[PROBLEM]
Write out each line of the entries below that holds the word "before".

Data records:
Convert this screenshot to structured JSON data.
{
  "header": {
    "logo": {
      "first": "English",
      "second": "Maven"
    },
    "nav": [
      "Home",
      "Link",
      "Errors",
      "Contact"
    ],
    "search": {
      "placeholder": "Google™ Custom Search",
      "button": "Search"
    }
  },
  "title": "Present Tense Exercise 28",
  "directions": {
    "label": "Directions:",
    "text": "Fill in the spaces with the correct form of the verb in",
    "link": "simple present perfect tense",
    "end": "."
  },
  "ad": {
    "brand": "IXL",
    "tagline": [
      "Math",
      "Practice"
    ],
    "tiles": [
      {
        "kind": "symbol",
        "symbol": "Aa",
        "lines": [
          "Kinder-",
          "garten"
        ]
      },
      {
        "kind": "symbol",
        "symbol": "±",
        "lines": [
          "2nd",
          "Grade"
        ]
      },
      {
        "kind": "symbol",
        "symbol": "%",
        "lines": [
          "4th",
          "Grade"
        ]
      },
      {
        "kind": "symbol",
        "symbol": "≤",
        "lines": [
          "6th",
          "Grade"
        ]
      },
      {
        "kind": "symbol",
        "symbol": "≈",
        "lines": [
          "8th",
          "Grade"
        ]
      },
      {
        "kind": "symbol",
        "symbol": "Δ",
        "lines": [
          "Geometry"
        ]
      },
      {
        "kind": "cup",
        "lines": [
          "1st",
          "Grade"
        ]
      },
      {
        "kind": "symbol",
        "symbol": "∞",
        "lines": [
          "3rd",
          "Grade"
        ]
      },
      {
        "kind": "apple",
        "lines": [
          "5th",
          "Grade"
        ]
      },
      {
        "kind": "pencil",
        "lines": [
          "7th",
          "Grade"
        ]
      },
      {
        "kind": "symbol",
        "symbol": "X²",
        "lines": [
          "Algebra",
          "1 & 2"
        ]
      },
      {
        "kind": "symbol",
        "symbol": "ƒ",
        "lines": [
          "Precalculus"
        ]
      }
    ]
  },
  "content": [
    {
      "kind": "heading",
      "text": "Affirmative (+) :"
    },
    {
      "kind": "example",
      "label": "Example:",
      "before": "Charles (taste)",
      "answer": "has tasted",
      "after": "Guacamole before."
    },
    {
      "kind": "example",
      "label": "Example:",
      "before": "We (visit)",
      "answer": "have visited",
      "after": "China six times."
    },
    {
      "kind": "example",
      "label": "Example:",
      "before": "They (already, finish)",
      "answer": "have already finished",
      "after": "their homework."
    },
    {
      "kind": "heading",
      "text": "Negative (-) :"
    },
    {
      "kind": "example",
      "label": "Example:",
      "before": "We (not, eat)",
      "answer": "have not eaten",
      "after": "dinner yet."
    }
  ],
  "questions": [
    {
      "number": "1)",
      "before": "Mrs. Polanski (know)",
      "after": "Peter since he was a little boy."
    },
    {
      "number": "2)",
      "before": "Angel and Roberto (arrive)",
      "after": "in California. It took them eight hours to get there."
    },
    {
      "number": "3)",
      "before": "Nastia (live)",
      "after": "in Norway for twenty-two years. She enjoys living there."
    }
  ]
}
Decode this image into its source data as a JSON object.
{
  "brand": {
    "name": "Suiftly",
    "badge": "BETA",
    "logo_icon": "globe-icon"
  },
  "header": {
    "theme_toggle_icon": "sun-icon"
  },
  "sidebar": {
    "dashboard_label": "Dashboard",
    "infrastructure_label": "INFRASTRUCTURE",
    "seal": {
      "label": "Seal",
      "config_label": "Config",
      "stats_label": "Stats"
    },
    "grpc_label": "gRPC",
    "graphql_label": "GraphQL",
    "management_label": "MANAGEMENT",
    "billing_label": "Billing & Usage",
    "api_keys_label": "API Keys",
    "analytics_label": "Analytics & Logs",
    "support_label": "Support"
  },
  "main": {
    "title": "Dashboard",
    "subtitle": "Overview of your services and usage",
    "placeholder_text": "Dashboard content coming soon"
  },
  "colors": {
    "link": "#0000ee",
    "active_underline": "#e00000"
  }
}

[SOLUTION TO THE EXERCISE]
      "before": "Charles (taste)",
      "after": "Guacamole before."
      "before": "We (visit)",
      "before": "They (already, finish)",
      "before": "We (not, eat)",
      "before": "Mrs. Polanski (know)",
      "before": "Angel and Roberto (arrive)",
      "before": "Nastia (live)",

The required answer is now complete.